• _Work instruction_
Report back every line below that carries the word "group".

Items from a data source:

• • •

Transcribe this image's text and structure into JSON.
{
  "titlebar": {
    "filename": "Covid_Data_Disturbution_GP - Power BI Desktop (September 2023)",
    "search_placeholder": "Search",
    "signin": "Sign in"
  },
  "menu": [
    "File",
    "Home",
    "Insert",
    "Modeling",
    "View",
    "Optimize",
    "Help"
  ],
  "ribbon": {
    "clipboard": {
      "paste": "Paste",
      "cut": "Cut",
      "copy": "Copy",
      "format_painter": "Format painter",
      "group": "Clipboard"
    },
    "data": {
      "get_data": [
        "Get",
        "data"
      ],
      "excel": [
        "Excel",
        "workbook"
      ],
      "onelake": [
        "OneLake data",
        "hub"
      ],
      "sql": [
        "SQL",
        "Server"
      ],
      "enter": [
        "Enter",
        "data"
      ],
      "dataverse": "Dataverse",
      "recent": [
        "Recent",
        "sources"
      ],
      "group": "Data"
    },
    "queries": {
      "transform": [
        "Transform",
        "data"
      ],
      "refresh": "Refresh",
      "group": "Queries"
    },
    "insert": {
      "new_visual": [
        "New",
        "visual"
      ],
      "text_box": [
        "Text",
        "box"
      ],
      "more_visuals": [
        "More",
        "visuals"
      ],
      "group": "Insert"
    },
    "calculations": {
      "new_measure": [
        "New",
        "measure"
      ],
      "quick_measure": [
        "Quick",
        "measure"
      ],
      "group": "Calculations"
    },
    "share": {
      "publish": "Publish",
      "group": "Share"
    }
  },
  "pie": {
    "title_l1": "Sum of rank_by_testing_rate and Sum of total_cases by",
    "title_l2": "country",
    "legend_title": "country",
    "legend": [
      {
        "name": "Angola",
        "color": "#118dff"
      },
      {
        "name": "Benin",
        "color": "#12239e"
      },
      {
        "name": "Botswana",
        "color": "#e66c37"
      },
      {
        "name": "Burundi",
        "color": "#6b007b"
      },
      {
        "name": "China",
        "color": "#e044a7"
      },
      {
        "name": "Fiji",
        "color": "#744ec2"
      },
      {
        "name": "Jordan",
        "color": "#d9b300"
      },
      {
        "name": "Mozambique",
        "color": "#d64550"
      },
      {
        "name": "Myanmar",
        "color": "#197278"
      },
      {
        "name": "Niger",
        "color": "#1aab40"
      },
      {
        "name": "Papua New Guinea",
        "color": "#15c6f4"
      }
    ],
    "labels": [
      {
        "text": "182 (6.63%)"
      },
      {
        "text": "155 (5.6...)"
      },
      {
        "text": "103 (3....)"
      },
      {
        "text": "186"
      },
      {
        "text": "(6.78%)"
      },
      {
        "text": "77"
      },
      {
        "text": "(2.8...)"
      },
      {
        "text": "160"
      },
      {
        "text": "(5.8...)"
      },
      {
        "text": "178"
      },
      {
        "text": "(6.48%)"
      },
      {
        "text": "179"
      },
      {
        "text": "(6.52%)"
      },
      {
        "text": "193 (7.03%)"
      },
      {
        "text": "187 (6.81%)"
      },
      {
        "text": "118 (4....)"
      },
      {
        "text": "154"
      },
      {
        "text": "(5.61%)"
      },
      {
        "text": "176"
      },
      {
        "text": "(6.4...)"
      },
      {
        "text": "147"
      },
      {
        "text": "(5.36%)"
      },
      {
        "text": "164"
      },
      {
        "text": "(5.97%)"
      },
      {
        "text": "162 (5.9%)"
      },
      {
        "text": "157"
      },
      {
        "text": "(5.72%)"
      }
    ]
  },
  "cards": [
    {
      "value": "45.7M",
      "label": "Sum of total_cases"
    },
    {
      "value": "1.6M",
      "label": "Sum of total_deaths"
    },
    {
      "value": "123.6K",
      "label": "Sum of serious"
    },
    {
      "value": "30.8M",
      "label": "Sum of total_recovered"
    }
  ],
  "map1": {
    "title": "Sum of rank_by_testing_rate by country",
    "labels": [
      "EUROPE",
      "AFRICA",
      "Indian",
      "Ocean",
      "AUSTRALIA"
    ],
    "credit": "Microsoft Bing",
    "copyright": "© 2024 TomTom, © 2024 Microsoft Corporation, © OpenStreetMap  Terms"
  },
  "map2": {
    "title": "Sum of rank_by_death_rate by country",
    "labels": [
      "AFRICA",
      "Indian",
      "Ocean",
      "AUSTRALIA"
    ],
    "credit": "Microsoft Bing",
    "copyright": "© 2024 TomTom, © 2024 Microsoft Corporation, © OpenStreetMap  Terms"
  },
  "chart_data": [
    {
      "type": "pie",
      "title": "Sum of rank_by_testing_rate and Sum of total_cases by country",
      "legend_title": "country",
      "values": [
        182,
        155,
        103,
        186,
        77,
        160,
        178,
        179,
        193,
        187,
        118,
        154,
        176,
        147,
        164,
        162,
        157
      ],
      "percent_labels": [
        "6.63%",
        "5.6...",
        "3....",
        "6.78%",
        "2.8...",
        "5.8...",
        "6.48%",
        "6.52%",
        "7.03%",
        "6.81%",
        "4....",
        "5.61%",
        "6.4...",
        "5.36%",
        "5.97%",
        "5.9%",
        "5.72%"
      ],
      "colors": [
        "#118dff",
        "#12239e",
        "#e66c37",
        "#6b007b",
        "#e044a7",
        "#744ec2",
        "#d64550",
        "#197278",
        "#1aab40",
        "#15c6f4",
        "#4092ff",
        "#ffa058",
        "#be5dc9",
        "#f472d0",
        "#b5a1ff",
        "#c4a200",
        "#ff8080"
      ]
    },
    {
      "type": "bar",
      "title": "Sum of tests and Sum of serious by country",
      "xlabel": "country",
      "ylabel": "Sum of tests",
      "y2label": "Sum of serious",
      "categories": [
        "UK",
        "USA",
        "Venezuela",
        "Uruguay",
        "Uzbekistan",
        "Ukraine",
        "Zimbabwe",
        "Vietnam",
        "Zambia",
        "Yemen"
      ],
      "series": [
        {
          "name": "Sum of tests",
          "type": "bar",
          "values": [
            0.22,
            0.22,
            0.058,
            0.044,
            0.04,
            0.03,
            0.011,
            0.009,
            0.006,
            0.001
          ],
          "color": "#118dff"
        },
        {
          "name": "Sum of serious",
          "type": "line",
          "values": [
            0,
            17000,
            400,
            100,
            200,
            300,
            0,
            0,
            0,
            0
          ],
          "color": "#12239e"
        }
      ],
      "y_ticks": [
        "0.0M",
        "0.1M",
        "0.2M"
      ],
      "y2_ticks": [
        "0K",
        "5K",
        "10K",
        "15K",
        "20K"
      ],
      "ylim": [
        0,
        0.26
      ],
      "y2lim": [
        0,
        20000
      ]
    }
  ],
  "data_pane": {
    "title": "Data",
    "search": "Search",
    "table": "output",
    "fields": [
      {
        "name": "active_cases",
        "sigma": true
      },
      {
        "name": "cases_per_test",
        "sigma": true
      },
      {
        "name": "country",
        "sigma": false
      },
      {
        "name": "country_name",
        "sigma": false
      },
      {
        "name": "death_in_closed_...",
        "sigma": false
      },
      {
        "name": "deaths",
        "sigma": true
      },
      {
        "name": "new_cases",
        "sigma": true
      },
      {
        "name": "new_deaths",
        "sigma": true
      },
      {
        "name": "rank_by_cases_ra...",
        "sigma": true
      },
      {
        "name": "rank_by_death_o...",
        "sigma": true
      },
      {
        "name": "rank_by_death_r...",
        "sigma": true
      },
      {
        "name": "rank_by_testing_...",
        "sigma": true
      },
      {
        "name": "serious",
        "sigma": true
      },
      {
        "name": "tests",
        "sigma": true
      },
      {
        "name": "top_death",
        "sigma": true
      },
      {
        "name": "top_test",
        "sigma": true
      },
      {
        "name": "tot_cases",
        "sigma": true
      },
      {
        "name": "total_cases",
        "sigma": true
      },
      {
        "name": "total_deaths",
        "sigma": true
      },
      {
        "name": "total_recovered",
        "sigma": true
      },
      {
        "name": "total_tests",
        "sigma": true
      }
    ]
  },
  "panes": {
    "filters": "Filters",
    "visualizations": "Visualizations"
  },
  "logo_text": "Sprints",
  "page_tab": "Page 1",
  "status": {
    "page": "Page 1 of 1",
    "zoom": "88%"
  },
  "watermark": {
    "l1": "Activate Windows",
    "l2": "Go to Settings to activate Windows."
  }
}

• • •

• _Response to this exercise_
      "group": "Clipboard"
      "group": "Data"
      "group": "Queries"
      "group": "Insert"
      "group": "Calculations"
      "group": "Share"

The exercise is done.